Three Ways to Gain Clients for Your Photography Business

Are you struggling to find work? Are you ready to bring your business to the next level? Are you confident in your artistic ability but lack clients? Well, I may have the answers you’re looking for.

From time to time we all get in a photographic rut on the business end. But how do we get out? The answer: be proactive. Right now is always the best time ever to be an entrepreneur and/or small-business owner. Yes, this means being a photographer, too. The internet is a vast landscape of opportunity. If you’re not using it to amp up your business — especially if you’re in need of new and more clients — then stop what you’re doing and start.

Utilize Social Media

Facebook and Instagram should be your two best friends. Yes, there are countless new updates to both platforms. But remember: neither owe you anything. Complaining about poor reach or visibility on your posts won’t get you nearly as far as posting and utilizing the platforms. I’ve booked numerous new clients just by constantly posting to either Facebook or Instagram. The lead image was taken during a wedding I booked as a direct result of posting to a Facebook group. Plus, ads don’t hurt, either. Another great way to boost engagement on your posts or traffic to your accounts is by joining a Facebook group. There are hundreds of groups and pages dedicated to just about anything you can think of. Are you interested in hiking, billiards, or cars; cooking, basketball, or rock climbing? Join a Facebook group for anything you’re interested in and start creating awareness for your work by posting photos relating to that activity and letting people know you can photograph them while playing pool, shining their new car, or in the outdoors, etc. Think broadly!

Submit to Publications
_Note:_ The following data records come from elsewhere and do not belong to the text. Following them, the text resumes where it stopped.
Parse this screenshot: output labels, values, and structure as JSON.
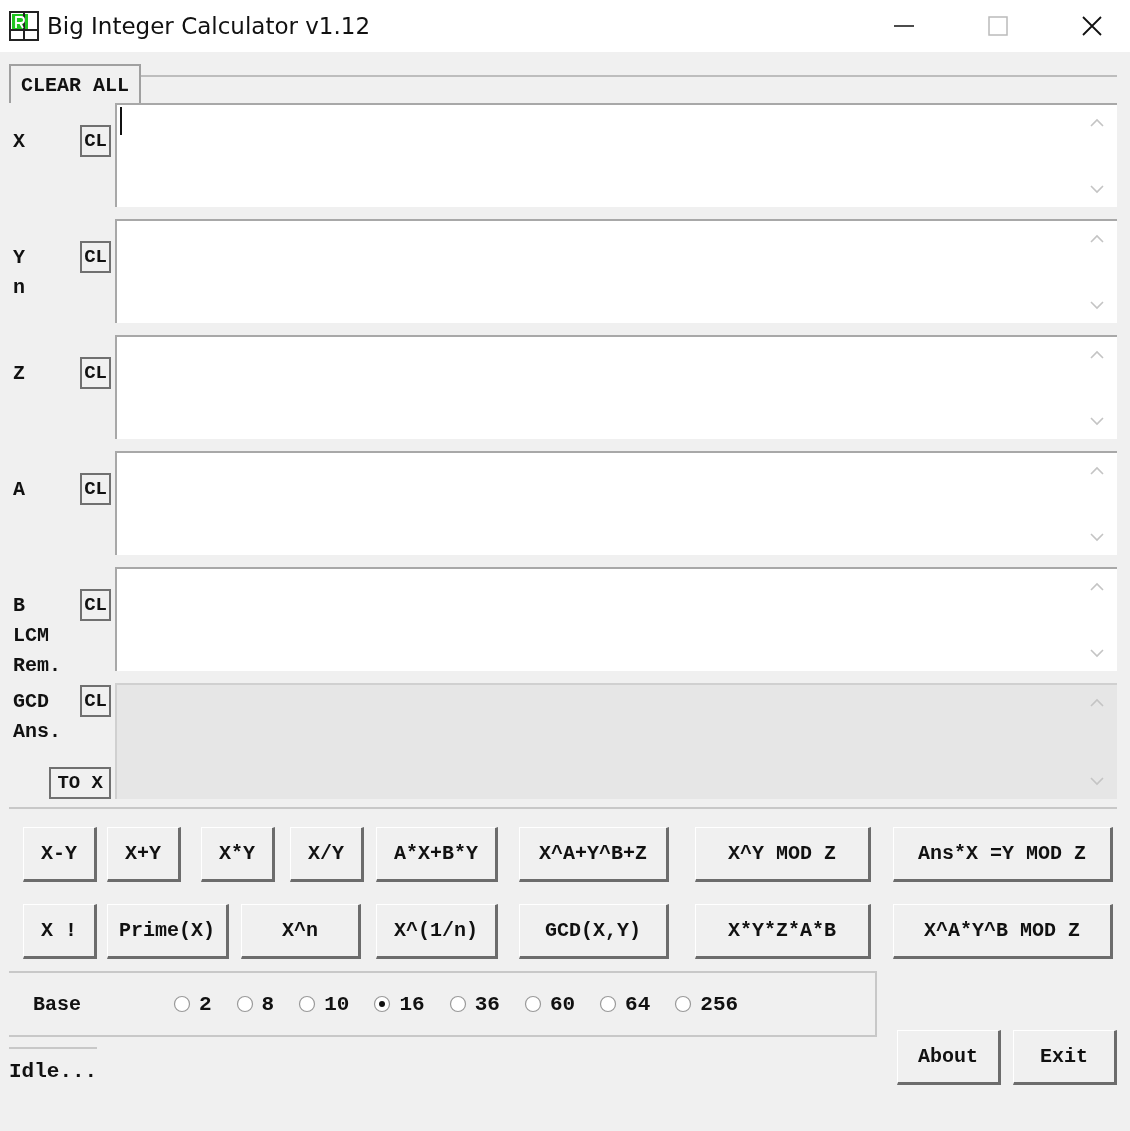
{
  "window": {
    "title": "Big Integer Calculator v1.12"
  },
  "clear_all": {
    "label": "CLEAR ALL"
  },
  "fields": [
    {
      "labels": [
        "X"
      ],
      "clear": "CL",
      "disabled": false,
      "focused": true
    },
    {
      "labels": [
        "Y",
        "n"
      ],
      "clear": "CL",
      "disabled": false,
      "focused": false
    },
    {
      "labels": [
        "Z"
      ],
      "clear": "CL",
      "disabled": false,
      "focused": false
    },
    {
      "labels": [
        "A"
      ],
      "clear": "CL",
      "disabled": false,
      "focused": false
    },
    {
      "labels": [
        "B",
        "LCM",
        "Rem."
      ],
      "clear": "CL",
      "disabled": false,
      "focused": false
    },
    {
      "labels": [
        "GCD",
        "Ans."
      ],
      "clear": "CL",
      "disabled": true,
      "focused": false,
      "extra_button": "TO X"
    }
  ],
  "operations": [
    [
      "X-Y",
      "X+Y",
      "X*Y",
      "X/Y",
      "A*X+B*Y",
      "X^A+Y^B+Z",
      "X^Y MOD Z",
      "Ans*X =Y MOD Z"
    ],
    [
      "X !",
      "Prime(X)",
      "X^n",
      "X^(1/n)",
      "GCD(X,Y)",
      "X*Y*Z*A*B",
      "X^A*Y^B MOD Z"
    ]
  ],
  "base": {
    "label": "Base",
    "options": [
      {
        "label": "2",
        "selected": false
      },
      {
        "label": "8",
        "selected": false
      },
      {
        "label": "10",
        "selected": false
      },
      {
        "label": "16",
        "selected": true
      },
      {
        "label": "36",
        "selected": false
      },
      {
        "label": "60",
        "selected": false
      },
      {
        "label": "64",
        "selected": false
      },
      {
        "label": "256",
        "selected": false
      }
    ]
  },
  "status_bar": "Idle...",
  "buttons": [
    "About",
    "Exit"
  ]
}
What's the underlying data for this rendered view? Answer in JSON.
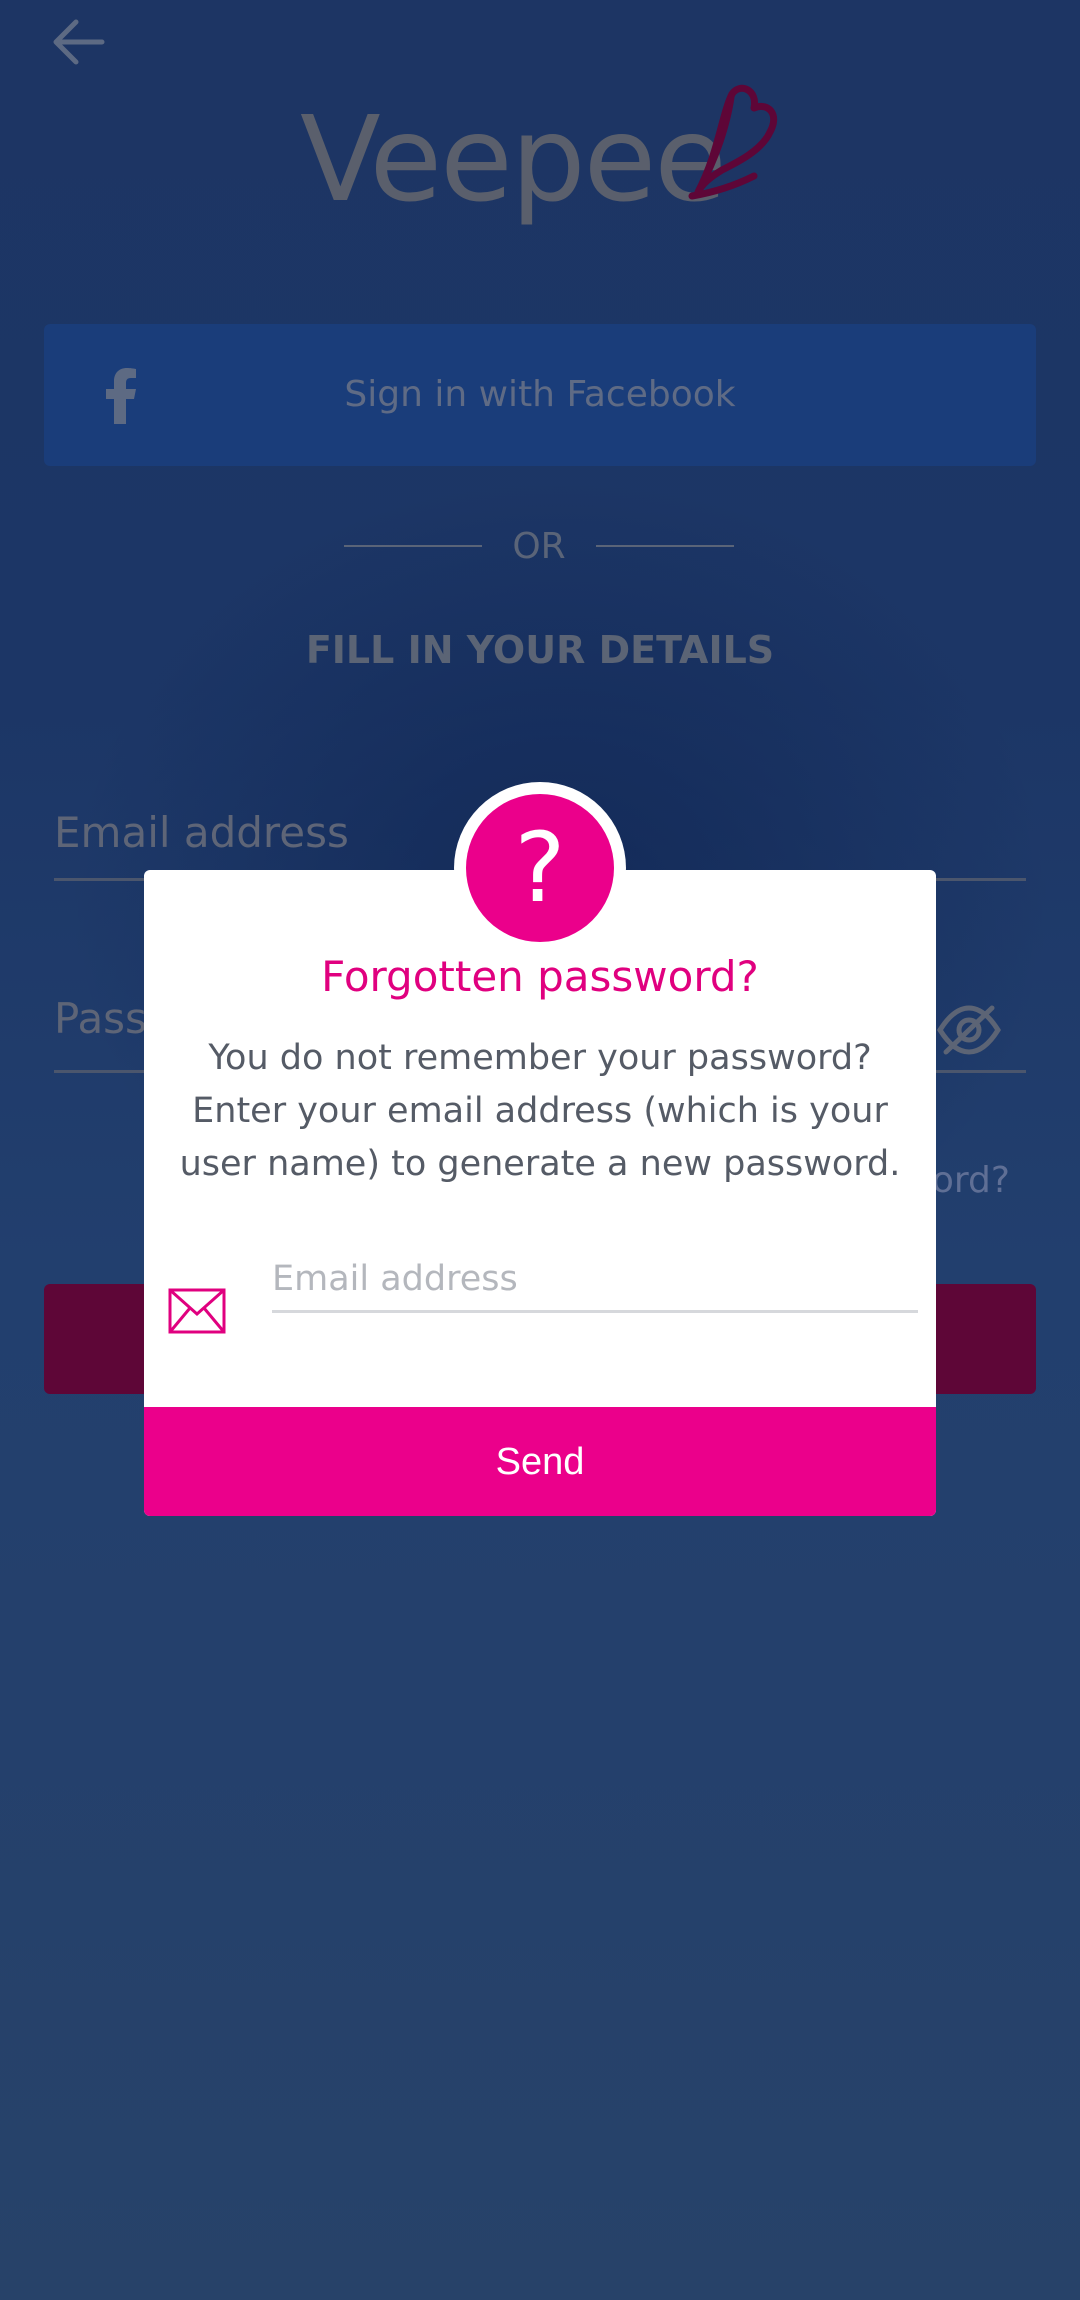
{
  "app": {
    "logo_text": "Veepee"
  },
  "colors": {
    "brand_pink": "#eb008b",
    "brand_dark_red": "#5e0637",
    "facebook_blue": "#1a3d7a",
    "background_navy": "#223f6b"
  },
  "header": {
    "back_icon": "arrow-left-icon"
  },
  "facebook": {
    "icon": "facebook-icon",
    "label": "Sign in with Facebook"
  },
  "divider": {
    "label": "OR"
  },
  "form": {
    "title": "FILL IN YOUR DETAILS",
    "email_label": "Email address",
    "password_label_visible": "Pass",
    "password_toggle_icon": "eye-off-icon",
    "forgot_link_visible": "ord?"
  },
  "modal": {
    "badge_symbol": "?",
    "badge_icon": "question-icon",
    "title": "Forgotten password?",
    "description": "You do not remember your password? Enter your email address (which is your user name) to generate a new password.",
    "email_icon": "envelope-icon",
    "email_placeholder": "Email address",
    "email_value": "",
    "send_label": "Send"
  }
}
Another way you could gain new photography clients is by submitting your work to publications. Just like Facebook pages, there’s a magazine somewhere in the world that publishes images relating to your normal photographic subjects. Again: do you like hiking? Start submitting to Backpacker Magazine. Do you enjoy fashion? Maybe it’s time to think about working with Vogue. Plus, never underestimate the connections you’ll make while on an editorial shoot. While photographing for publications like North Volume Magazine and LOCALadk Magazine, I’ve met fellow photographers and friends who could help my business in the future. You’re the only person stopping your upward progress and momentum in the photographic world. Shoot for the stars and be persistent. The more people who know and see your work, the more people will start reaching out to you to be their photographer for a shoot or project. Magazines cater to such large audiences that there’s no telling who might stumble across your published image.


A photo I took in a restaurant for a magazine shoot.

Start Cold Calling

If you’re confident in your editorial or commercial skills, then you shouldn’t be waiting around for potential clients to flood your email inbox or voice messages. Start cold calling (or emailing). Again, the internet is on your side. Start researching local businesses that match your interests and whom you’d love to work with. Find out who is in charge of PR, or simply reach out to the owner. In this day and age it’s not terribly difficult to quickly find out who runs a local business with a quick Google search. LinkedIn and Facebook are great help for this, too. Next, analyze their website and social media content. If you think you can provide better content than what they currently have, let the business know. I think you’d be surprised what local businesses are lacking solid content to share with potential customers. Spend an hour or two doing this research and sending out emails (or pick up your phone) and don’t be disappointed with results. Often times, reaching out to business whom you have no previous relationship to might not be the best. Some places may already have an internal team that creates content, and others simply don’t know you and because of this don’t trust you. But, usually at least one or two will get back to you. I’ve had some luck with this in the past and cold-calling is never a bad option when in need of clients and work.


Here’s an example of a cold-calling-type of email I’ve used in the past. Use this to help brainstorm ideas of what to say, or even feel free to copy and paste to send out on your own (just be sure to change the name!).


I truly hope one of these methods helps jumpstart your business — whether you’re in a rut or just starting to look for clients. There is currently so much opportunity in the world for entrepreneurs that it’s truly a shame more people don’t take advantage of it. The ideas and possibilities are endless. Other options could include: knocking on doors, starting a blog, creating posters for your work to put up around town, submitting to galleries, start a podcast… the list goes on and on. No matter what, though, remember the three Ps when trying to gain new photography clients and for having a successful photography business: be proactive, be patient, and be persistent. \